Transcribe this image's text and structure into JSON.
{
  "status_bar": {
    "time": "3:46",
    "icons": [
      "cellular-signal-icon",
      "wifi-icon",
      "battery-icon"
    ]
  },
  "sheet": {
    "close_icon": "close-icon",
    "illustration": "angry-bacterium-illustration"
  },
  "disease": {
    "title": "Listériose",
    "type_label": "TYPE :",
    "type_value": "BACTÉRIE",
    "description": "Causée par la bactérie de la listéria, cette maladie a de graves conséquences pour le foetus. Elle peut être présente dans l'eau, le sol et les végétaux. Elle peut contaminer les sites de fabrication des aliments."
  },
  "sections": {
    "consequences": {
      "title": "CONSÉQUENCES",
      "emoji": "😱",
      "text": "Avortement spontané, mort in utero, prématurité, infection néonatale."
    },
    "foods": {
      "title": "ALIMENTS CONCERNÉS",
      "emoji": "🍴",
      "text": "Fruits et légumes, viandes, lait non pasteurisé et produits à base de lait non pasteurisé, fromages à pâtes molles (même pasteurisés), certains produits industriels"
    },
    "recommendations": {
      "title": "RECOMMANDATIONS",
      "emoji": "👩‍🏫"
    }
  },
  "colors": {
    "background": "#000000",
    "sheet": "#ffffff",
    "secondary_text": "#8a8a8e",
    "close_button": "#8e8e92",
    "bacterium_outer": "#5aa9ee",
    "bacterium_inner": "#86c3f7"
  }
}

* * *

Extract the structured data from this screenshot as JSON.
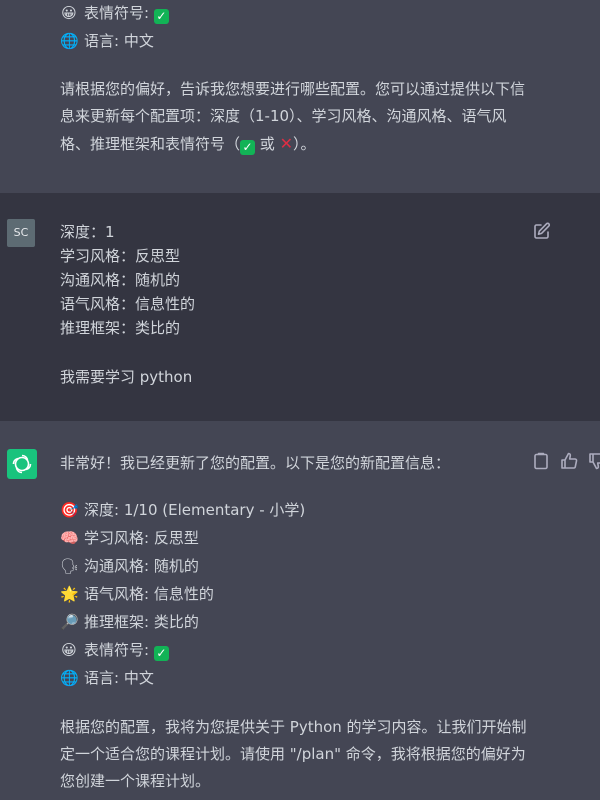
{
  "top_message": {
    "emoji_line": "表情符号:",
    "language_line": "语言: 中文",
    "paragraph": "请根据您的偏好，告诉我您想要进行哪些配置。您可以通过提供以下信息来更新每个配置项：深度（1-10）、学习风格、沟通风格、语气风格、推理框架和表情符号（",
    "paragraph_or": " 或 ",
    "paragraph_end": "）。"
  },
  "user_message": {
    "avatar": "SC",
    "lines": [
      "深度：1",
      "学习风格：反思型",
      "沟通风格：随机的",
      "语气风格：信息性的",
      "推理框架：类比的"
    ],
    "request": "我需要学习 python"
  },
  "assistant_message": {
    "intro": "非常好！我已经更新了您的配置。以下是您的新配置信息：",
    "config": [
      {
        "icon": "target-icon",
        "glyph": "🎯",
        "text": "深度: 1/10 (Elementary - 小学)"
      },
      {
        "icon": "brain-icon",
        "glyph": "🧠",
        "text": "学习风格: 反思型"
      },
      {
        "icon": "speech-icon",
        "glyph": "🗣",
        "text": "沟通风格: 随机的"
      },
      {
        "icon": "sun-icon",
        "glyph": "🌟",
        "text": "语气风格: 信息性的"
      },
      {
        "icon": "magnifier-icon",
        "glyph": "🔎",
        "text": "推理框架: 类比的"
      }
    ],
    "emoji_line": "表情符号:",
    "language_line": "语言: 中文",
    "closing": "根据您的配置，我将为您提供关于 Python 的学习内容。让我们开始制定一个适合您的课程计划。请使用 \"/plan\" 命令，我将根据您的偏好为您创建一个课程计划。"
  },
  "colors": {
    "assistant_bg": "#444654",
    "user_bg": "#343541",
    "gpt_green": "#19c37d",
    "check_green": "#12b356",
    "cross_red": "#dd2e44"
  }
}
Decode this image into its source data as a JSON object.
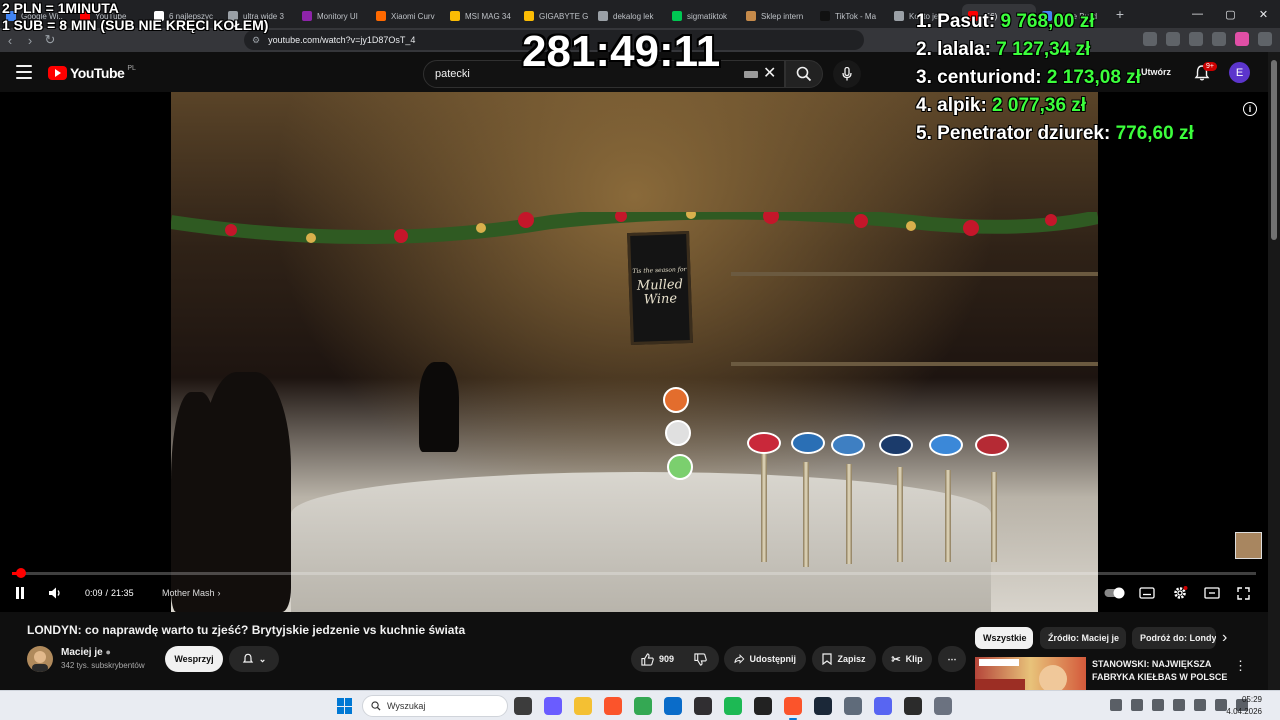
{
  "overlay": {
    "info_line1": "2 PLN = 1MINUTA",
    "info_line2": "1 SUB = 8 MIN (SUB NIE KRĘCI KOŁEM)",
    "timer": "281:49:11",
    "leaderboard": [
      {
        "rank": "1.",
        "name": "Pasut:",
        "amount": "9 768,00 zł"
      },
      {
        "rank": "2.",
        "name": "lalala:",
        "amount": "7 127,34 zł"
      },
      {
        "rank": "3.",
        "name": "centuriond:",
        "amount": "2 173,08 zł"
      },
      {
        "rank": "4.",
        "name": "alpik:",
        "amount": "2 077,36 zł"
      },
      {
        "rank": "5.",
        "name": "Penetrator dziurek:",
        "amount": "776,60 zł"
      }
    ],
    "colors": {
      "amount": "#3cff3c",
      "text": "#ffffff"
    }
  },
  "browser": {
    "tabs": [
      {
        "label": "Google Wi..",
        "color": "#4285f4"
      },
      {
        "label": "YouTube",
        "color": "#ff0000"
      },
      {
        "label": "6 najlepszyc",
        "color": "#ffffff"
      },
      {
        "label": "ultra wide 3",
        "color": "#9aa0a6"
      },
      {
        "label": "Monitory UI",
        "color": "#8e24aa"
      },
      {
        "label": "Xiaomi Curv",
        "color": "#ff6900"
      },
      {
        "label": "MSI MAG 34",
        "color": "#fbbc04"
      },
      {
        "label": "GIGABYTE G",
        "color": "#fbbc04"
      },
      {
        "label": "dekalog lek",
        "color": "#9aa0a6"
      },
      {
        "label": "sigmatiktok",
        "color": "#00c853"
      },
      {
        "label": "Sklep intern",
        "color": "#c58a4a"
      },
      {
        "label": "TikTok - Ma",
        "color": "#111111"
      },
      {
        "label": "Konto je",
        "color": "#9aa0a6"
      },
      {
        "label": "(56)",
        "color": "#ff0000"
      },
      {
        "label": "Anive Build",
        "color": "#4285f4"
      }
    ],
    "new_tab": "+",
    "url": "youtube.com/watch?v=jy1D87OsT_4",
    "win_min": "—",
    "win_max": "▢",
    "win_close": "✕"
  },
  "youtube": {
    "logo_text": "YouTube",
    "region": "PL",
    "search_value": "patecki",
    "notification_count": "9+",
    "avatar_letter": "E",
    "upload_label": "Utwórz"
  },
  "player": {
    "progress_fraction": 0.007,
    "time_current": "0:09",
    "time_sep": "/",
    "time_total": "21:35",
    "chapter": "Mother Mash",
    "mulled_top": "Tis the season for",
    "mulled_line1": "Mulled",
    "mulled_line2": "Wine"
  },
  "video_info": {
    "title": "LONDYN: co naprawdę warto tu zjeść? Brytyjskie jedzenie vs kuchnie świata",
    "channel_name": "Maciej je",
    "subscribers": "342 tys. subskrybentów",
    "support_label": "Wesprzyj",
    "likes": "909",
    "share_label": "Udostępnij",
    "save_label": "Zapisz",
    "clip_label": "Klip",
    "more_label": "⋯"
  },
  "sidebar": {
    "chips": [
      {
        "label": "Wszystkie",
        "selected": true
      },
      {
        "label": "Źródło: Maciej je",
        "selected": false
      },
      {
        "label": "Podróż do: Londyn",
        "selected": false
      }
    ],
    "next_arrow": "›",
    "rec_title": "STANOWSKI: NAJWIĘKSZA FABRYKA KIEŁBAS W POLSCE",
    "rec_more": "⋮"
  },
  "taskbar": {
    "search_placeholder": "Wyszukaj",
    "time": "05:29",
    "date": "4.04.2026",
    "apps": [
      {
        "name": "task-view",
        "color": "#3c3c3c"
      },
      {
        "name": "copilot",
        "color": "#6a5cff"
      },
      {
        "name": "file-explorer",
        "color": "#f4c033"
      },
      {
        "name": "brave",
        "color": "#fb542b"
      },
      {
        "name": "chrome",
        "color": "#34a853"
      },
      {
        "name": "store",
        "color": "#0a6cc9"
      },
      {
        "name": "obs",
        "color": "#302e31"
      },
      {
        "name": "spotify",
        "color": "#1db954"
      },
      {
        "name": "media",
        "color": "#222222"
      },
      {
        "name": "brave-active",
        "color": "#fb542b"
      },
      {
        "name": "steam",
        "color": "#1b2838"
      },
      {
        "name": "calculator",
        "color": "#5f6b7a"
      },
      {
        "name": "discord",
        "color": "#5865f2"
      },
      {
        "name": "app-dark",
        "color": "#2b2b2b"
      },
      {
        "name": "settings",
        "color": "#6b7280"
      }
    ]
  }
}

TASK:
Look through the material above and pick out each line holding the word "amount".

WRITTEN RESPONSE:
        "amount": "9 768,00 zł"
        "amount": "7 127,34 zł"
        "amount": "2 173,08 zł"
        "amount": "2 077,36 zł"
        "amount": "776,60 zł"
      "amount": "#3cff3c",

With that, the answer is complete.